In January, Kim Phuc, the Vietnam War’s famous “Girl in the Picture,” teamed up with Friendship Tours World Travel in Santa Barbara, where she shared her story of the accidental bombing, the photograph and her journey to forgiveness. A generation of people will never forget Nick Ut’s 1972 Life Magazine cover: President Nixon once doubted its authenticity, and historians credit the photo with helping end the Vietnam War. Now, almost 40 years later, the photo, “The Girl in the Picture,” still symbolizes what words cannot convey about the horrors of war and instructs us on the lasting impact of photojournalism.
Our journey to forgiveness continued in March when Pulitzer prize-winning photographer Nick Ut and Vietnam War correspondent, Chris Wain joined FTWT in Vietnam, where they and a group of our students revisited the site where the story began and the photograph was taken. ABC News video journalists David Ono and Jeff MacIntyre also accompanied the group to shoot a documentary to commemorate Nick, Kim and the photo that changed both their lives. The first segment of the footage, released May 8th and streamable here, explores the role of educational travel in promoting peace through global consciousness. David Ono and Jeff MacIntyre follow FTWT students as they visit Kim’s family home, the Coadai Temple and the infamous highway (Route One), where Kim Phuc first met Nick Ut and Chris Wain.
It was almost 40 years ago, when on June 8th, 1972 South Vietnamese soldiers dropped napalm on the small village of Trang Bang, nestled in the countryside about 25 miles Northwest of Saigon. The firebomb struck the Caodai temple, where many villagers had taken refuge, surrounding them in a wave of liquid fire. Among the children who emerged screaming from the firestorm was a 9 year-old girl (Phan Thi Kim Phuc), her clothes ripped off and body ablaze. The children fled down Route One towards a group of journalists who had been stationed only 400 meters from the explosion. Among them, photographer Nick Ut, who just had time to snap what would become one of the most haunting images of the war, before rushing Kim to the hospital to save her life.
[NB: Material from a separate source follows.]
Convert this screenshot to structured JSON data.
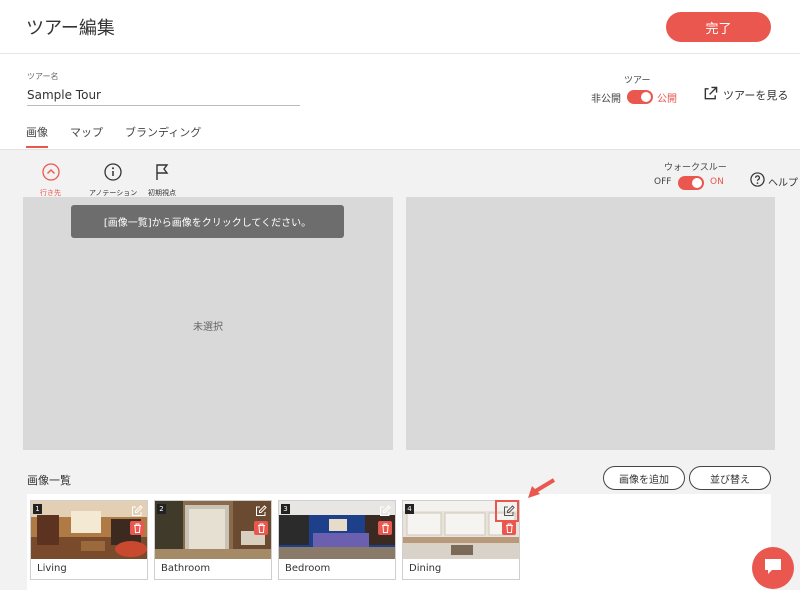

"Forgiveness made me free from hatred. I still have many scars on my body and severe pain most days but my heart is cleansed. Napalm is very powerful, but faith, forgiveness, and love are much more powerful. We would not have war at all if everyone could learn how to live with true love, hope, and forgiveness. If that little girl in the picture can do it, ask yourself: Can you?" --Kim Phuc, "The Girl in the Picture" from “The Long Road to Forgiveness”
It’s hard to imagine how a story that began as a lesson in the abominations of war could evolve into a saga of friendship and forgiveness, but Kim Phuc has demonstrated that love is much more powerful than hate. Kim and Nick remain close friends to this day, and as time progressed, Kim began to see the image as a powerful gift; she could take control of its symbolism and use her profile to promote peace. Now Kim Phuc is a UNESCO Goodwill Ambassador for a Culture of Peace and has become an international symbol of civilian suffering brought on by war. Kim established her non-profit, The KIM Foundation International to help children who are victims of war. Children who, like herself, needed treatment to care for wounds, burns and broken bones inflicted during conflict.
At FTWT, we believe that it is essential for youth to have a global consciousness in matters of war and piece. As Kim explained in “The Long Road to Forgiveness,” love, hope and forgiveness are the most powerful weapons in the fight towards peace. Armed with cameras and open hearts our students joined Nick Ut and Christ Wain on a journey into Vietnam’s living history. By revisiting the places of past atrocities, by putting a face to the once faceless “enemy” and victim, Ut and Wain shared with us an invaluable lesson in the power of both journalism and friendship. 40 years later, long after American troops receded from the beaches of Danang, Nick’s photograph and Kim’s message resonate as loudly and as clearly as ever before. Violence is not the only way to leave a lasting impact; words and images can reveal truths that even bombs and bullets cannot destroy.